__Problem__.
Lines from the records below that contain the word "label" are to be copied out.

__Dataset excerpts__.
══════════

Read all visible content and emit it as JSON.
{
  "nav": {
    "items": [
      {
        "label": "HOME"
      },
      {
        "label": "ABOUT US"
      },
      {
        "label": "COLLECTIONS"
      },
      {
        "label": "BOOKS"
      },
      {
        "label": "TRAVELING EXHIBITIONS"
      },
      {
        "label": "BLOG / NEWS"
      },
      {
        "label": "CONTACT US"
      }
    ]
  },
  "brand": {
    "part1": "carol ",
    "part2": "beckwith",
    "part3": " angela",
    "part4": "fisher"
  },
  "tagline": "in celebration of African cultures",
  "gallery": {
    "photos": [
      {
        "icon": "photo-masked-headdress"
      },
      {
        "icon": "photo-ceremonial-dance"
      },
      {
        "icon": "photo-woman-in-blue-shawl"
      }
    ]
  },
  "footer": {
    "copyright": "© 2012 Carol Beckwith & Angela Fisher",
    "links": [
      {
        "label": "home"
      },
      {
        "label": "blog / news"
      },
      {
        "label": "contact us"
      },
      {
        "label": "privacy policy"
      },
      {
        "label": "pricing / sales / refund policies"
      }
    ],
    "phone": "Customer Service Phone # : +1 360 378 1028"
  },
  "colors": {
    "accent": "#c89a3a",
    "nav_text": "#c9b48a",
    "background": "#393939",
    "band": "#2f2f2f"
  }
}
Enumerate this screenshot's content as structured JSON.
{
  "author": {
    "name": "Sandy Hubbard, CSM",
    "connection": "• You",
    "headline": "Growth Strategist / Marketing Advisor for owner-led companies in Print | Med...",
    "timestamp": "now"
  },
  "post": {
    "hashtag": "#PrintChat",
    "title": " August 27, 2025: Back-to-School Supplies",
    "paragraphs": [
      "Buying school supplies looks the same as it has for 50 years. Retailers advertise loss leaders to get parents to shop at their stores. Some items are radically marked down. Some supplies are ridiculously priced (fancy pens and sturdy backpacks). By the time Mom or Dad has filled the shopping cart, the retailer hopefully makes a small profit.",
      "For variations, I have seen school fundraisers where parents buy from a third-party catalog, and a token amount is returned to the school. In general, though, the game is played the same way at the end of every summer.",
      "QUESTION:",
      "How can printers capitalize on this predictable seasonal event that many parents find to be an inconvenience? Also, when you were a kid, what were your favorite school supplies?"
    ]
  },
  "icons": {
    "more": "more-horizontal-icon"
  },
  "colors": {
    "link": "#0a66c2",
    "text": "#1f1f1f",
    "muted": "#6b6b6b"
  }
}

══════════

__Answer box__.
        "label": "HOME"
        "label": "ABOUT US"
        "label": "COLLECTIONS"
        "label": "BOOKS"
        "label": "TRAVELING EXHIBITIONS"
        "label": "BLOG / NEWS"
        "label": "CONTACT US"
        "label": "home"
        "label": "blog / news"
        "label": "contact us"
        "label": "privacy policy"
        "label": "pricing / sales / refund policies"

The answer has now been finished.